(Excerpts from an interface dataset)
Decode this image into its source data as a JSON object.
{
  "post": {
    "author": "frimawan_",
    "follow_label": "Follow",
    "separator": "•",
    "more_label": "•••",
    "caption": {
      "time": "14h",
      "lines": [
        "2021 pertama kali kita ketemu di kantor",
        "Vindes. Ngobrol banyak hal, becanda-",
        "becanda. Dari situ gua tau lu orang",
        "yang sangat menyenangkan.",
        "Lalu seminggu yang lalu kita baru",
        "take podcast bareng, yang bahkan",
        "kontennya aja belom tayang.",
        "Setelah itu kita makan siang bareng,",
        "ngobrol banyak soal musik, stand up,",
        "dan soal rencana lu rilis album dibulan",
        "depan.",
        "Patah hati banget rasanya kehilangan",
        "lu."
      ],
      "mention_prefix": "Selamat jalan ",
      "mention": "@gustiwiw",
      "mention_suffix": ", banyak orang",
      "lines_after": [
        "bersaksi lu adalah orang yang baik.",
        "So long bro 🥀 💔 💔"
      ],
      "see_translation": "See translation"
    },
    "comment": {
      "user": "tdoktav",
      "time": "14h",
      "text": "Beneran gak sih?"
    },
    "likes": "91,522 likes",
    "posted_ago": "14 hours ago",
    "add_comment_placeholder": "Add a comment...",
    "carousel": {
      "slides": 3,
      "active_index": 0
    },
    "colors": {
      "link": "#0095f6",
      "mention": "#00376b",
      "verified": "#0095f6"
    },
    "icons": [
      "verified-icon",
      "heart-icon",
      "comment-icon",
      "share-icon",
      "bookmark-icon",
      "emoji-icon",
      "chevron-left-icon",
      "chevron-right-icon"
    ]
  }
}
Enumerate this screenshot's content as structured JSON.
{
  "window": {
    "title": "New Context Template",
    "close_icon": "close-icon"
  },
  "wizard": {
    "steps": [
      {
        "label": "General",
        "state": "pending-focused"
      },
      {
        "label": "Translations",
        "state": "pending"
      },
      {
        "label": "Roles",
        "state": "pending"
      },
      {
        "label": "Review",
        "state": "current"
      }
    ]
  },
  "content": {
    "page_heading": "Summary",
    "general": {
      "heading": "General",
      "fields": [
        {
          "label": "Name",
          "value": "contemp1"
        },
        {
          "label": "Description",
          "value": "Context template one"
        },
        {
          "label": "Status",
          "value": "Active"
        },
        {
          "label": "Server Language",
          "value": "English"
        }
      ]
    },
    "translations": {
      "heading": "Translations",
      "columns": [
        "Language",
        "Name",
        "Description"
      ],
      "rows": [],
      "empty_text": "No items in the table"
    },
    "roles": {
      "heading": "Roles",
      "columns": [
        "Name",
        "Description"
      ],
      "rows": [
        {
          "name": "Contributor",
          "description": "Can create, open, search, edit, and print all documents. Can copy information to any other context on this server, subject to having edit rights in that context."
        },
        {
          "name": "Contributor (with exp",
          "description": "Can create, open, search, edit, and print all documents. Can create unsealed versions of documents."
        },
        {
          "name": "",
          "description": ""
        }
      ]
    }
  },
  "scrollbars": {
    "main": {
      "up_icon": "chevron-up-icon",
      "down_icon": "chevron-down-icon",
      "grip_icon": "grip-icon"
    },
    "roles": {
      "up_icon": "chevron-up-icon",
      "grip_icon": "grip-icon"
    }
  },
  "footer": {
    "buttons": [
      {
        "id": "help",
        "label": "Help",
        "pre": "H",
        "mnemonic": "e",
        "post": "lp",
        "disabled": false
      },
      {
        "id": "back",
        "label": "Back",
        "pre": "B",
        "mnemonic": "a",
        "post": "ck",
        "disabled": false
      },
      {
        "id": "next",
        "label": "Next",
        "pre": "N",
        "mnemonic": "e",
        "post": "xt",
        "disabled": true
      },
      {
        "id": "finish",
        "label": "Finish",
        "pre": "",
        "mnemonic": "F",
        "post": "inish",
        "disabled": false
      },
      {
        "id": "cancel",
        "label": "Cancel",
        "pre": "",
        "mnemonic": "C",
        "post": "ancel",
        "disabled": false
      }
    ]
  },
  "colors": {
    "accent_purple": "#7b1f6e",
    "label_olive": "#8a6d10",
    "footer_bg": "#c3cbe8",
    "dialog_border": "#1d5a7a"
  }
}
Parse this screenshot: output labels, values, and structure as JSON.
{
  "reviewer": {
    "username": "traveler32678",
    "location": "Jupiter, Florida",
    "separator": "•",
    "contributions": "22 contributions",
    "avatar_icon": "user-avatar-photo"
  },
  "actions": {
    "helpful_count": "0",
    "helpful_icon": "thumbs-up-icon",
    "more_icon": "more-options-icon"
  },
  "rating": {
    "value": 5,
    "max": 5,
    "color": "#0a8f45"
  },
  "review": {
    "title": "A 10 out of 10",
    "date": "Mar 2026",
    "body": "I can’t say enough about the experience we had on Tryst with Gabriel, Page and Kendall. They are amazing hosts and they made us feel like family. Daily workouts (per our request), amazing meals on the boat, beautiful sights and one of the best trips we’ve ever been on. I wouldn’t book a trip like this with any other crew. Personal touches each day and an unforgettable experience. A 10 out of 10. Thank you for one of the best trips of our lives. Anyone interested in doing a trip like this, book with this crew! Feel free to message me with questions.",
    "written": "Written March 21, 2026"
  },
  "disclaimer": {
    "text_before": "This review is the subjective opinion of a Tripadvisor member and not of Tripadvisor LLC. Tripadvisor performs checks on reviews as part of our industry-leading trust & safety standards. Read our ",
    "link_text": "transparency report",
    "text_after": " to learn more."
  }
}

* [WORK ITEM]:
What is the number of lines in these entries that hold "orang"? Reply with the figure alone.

* [WRITTEN SOLUTION]:
3